The committee normally plays no role in the planning of commencement, and is only responsible for Senior Week and other senior traditions, but the administration reached out to ask their opinion on a dual ceremony. 

“The virtual ceremony is really important to hold as well,” they said in support of the proposal. “Some of our classmates may be unable to join for an in-person ceremony, so it is important to have both closure and a celebration that benefits 100% of the class.” 

The committee surveyed seniors about their preferences regarding both the virtual and in-person ceremonies. Results showed that most seniors would prefer for the in-person event to take place late this summer or during the 2020–2021 academic year.

COURTESY OF THE SENIOR COMMITTEE
A screenshot from the survey the Senior Committee sent out to all seniors earlier this month.

One student proposed a virtual tour of Laurie Patton’s house as a fun component of the online commencement in May, which the committee says they’re working on. Members are meeting with Director of Events Management Jen Erwin on Friday to make some decisions about what the virtual ceremony will look like.

The committee says that, if the event happens this summer, they are hoping to house students in the rooms they lived in this past semester. 

Holding the in-person event will also be an important way for the college to support local businesses in Middlebury, which have been hit hard by Covid-19 restrictions. “It’s the right thing to do for the class of 2020, but we’re going to need to do this for our own community,” said David Provost, the executive vice president for finance and administration. “For the restaurants, the inns: anything we can do to bring people back to the town, that’s really important.” 

“Luckily, the vendors and companies we were working with — all of them being local — were extremely understanding of our situation and ensured they would continue to work with us, whatever that would end up meaning,” the committee said. “It’s important to us that we maintain this relationship with local businesses and support them as much as we can during this time.”

The committee and the administration are committed to bringing seniors back for this event, and making that financially possible. The process for financial assistance has not been finalized yet, but the budget will potentially be drawn from the Senior Committee’s budget, additional funding from SGA and the administration’s Student Emergency Fund. They are also considering redirecting the funds for the Senior Class Gift, which was intended to go towrad Energy2028, although fundraising numbers for that project were already low.

Kenshin Cho ’20, Director of the SGA Finance Committee, said that they can, “comfortably commit at least $30,000, which is approximately what [the Senior Committee] has in unused funds for this year.” 
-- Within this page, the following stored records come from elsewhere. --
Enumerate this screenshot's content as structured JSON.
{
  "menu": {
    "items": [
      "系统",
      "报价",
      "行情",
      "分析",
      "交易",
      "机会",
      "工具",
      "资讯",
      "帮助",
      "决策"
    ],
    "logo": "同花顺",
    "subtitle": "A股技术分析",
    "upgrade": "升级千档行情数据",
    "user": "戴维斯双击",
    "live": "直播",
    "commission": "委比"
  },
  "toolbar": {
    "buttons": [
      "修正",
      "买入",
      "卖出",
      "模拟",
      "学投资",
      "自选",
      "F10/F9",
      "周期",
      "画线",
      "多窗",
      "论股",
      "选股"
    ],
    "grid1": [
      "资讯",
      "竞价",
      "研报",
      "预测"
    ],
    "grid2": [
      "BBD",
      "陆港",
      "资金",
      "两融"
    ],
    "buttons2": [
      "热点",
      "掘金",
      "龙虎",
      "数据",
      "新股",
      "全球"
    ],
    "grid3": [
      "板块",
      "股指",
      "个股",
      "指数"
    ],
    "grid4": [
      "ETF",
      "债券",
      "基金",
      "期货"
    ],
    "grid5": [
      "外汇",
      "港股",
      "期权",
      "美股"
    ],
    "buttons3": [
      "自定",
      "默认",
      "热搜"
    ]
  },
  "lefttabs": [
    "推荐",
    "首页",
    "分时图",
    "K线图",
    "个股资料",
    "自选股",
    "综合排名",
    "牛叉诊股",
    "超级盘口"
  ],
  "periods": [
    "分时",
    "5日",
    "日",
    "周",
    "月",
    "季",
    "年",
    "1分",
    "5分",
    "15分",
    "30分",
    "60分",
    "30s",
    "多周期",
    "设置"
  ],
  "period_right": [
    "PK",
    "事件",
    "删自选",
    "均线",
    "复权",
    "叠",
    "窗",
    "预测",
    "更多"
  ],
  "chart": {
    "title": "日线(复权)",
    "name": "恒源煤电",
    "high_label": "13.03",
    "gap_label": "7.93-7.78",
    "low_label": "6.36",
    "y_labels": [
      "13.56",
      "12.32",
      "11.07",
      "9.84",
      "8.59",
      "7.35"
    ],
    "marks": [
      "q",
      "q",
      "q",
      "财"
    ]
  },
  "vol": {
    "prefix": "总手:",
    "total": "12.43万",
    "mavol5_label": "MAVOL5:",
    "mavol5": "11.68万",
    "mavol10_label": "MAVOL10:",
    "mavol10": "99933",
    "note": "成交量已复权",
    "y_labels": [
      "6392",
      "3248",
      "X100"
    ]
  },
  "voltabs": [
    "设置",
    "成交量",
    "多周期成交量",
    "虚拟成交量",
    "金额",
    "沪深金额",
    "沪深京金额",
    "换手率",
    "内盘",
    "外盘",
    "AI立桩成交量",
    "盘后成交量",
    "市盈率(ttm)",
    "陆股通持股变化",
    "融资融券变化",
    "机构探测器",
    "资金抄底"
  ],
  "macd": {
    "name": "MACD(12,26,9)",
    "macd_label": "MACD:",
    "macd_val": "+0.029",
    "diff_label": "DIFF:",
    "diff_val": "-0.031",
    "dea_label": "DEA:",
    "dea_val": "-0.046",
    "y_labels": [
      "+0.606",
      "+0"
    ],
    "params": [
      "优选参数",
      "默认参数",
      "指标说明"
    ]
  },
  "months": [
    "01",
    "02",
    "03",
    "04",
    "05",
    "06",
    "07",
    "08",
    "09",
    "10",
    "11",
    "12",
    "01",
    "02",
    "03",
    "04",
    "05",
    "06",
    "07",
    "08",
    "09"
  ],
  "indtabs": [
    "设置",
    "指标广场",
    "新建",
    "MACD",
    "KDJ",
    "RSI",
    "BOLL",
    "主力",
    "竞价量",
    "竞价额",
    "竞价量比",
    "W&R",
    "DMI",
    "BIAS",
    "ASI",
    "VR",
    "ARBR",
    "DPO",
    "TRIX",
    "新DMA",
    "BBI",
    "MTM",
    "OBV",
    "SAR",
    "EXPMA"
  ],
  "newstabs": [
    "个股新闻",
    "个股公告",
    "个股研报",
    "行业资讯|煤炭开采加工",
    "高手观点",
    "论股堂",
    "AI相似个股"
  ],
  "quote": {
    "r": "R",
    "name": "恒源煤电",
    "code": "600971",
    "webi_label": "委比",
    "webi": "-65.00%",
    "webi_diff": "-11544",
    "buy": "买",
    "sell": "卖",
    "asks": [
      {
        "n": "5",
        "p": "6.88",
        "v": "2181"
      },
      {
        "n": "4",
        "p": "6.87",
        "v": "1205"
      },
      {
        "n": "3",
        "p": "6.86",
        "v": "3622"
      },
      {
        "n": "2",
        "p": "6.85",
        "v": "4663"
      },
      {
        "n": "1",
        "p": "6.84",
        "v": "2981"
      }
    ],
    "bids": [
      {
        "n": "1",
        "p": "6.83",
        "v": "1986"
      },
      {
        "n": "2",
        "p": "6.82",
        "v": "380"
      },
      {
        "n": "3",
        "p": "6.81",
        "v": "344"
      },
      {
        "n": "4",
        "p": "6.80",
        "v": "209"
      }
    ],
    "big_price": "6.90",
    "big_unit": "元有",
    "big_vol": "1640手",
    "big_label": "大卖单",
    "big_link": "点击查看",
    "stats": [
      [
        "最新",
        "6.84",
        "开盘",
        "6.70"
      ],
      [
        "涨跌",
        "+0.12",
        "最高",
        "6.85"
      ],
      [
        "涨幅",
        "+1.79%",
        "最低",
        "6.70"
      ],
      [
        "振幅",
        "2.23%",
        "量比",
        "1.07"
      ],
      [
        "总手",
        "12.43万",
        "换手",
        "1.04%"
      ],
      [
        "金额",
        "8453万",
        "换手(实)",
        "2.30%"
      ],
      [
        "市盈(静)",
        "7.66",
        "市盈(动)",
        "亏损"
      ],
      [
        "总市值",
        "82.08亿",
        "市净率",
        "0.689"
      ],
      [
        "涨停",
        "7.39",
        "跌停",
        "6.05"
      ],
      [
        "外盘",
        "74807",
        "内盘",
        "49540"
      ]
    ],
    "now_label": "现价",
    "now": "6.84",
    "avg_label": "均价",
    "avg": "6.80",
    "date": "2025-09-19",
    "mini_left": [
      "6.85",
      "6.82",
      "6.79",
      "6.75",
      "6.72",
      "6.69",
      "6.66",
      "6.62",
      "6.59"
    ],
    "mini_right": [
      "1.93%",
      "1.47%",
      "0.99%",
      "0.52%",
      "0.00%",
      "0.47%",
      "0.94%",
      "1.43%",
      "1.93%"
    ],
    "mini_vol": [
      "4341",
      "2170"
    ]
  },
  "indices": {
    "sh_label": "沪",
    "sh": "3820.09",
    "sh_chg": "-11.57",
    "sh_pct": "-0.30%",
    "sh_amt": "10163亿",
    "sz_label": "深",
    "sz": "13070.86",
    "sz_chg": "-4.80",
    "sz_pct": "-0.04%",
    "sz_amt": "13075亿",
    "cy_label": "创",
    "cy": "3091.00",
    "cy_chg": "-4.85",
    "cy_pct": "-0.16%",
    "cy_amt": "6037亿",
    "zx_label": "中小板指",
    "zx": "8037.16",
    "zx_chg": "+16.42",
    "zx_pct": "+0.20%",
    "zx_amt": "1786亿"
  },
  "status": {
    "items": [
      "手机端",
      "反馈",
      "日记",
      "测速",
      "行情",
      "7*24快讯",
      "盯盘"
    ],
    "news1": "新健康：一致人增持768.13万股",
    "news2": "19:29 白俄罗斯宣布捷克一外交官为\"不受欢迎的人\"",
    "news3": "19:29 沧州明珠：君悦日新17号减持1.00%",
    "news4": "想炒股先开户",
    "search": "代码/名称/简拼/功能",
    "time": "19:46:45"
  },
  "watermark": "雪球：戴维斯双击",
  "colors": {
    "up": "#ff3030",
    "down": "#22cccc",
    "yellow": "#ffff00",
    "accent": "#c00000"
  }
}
The Finance Committee has not been able to calculate the full potential contribution yet because they are still in the process of pooling unused student organization funds from the year. They will make an assessment after hearing a proposal from the Senior Committee. 

Peer institutions and other Vermont colleges have taken similar steps to address remote commencements. Bates College and Trinity College have both scheduled virtual ceremonies, and promised to hold in-person ceremonies after the 2020–21 academic year. Tufts University originally scheduled a virtual ceremony, but after student push back announced that they would hold an in-person ceremony when it is safe to do so.